Last week, the New Statesman published an article of mine about the anniversary of ‘Operation Cast Lead’ on their website. The following day, former media spokesperson for the UK Zionist Federation Jonathan Sacerdoti responded by defending Israel’s actions in the assault on Gaza.
Sacerdoti’s argument was essentially two-fold: firstly, that Israel did what it could to minimise civilian casualties, and secondly, that Israel was above all else acting in response to rocket fire and to keep its civilians safe.
Minimising civilian casualties

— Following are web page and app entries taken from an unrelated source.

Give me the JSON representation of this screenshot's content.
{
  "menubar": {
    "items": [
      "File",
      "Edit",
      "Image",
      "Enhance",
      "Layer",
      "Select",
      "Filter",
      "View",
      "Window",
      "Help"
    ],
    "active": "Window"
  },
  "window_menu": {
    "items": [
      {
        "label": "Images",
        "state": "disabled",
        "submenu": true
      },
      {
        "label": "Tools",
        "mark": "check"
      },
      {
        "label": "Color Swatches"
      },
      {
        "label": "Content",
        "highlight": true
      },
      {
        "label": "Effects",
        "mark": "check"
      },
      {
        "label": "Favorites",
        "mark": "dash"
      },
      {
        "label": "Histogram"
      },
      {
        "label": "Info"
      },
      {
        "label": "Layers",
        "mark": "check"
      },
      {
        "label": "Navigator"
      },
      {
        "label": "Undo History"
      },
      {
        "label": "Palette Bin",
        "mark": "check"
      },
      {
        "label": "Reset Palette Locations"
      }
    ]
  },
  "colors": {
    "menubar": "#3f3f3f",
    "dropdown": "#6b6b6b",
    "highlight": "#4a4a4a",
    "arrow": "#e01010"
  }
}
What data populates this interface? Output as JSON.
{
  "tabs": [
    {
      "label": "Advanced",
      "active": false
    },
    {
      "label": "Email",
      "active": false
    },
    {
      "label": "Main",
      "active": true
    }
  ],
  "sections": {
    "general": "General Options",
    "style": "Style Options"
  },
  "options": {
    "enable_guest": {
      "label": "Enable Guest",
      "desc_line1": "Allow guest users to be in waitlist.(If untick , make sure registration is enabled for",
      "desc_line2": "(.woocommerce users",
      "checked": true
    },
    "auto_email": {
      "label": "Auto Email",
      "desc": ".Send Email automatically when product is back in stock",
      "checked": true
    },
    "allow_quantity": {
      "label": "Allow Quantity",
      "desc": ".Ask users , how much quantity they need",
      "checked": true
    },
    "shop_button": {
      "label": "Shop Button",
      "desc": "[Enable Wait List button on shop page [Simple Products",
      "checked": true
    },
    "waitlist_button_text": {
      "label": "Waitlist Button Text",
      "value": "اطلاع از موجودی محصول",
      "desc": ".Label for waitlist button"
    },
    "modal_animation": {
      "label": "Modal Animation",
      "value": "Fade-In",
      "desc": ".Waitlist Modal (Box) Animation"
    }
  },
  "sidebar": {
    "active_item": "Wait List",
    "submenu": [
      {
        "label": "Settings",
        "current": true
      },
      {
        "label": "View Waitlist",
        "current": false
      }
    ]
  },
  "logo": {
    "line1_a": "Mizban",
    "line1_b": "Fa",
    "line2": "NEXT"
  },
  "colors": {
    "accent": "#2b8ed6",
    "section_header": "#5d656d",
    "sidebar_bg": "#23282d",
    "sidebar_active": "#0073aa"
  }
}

Preferring not to contest the evidence accumulated by the likes of the Red Cross, Amnesty International, Human Rights Watch, Palestinian Centre for Human Rights (PCHR) and Israeli human rights group B’tselem, Sacerdoti instead chose to rely on Colonel Richard Kemp, the former British military man who now tells hasbara conferences about a “global conspiracy” targeting Israel.
Quoting almost verbatim from a speech Kemp made in Tel Aviv, Sacerdoti claims that “a study published by the United Nations” shows how “the steps taken” by the IDF “to avoid civilian deaths” led to the “the lowest ratio of civilian to combatant deaths in any asymmetric conflict in the history of warfare” (seems the ‘Most Moral Army in the World’ never does things by halves).
Sacerdoti does not give any details of this “study”. Kemp has cited it on a number of occasions, and it is most likely a reference to a decade-old, 24-page report made by the Secretary-General to the Security Council “on the protection of civilians in armed conflict”. In the opening paragraphs, the report notes:
It is now conventional to say that, in recent decades, the proportion of war victims who are civilians has leaped dramatically, to an estimated 75 per cent.
Sacerdoti (via Kemp) then claims that the ratio of civilian to combatant deaths in Gaza was “less than one-to-one”. This is contradicted by the Palestinian Centre for Human Rights (PCHR), which gives a figure of 82.2% non-combatants, by Al-Haq’s statistics of “over 83%” civilian deaths, and also by B’Tselem, who say 55% “did not take part in the hostilities” (a number that rises to 73% civilian deaths if you include “police officers killed in police stations”).
Thus even the focus on the ratio, itself a deliberate distraction from the documented breaches of international law, is flawed. It’s not the first time that Sacerdoti has taken a creative approach to ‘facts’. Speaking in the immediate aftermath of Israel’s murderous attack on the Gaza-bound flotilla in 2010, Sacerdoti asserted that Israeli forces on the Mavi Marmara were attacked with “explosive grenades” and “live fire” before they had used “any kind of live fire in return”.
Palestinian rocket fire
Sacerdoti’s second main argument is to focus on rocket fire in order to say that the Israeli government was purely “protecting Israeli civilians”. The claim is that “Operation Cast Lead was undeniably effective in reducing terror attacks from the Gaza strip. The numbers speak for themselves”.
Coincidentally, I have recently asked the IDF Spokesperson, via the official Twitter account, when has been the quietest period for rocket fire from Gaza since 2008. It proved surprisingly difficult to get a straight answer. But it is clear why there is a reluctance to answer the question.
In 2008, until the ceasefire on 19 June, an average of over 90 rockets and mortars a week were fired from Gaza into Israel. During the Hamas-enforced ceasefire that lasted over 4 months, the weekly average was 2 projectiles. Since then, the number of rockets has never been as low - including in the months after Operation Cast Lead. In other words, this negotiated lull in 2008 has proved the most effective way of protecting Israeli civilians (a ceasefire that Israel, not Hamas, unilaterally ended). The numbers speak for themselves.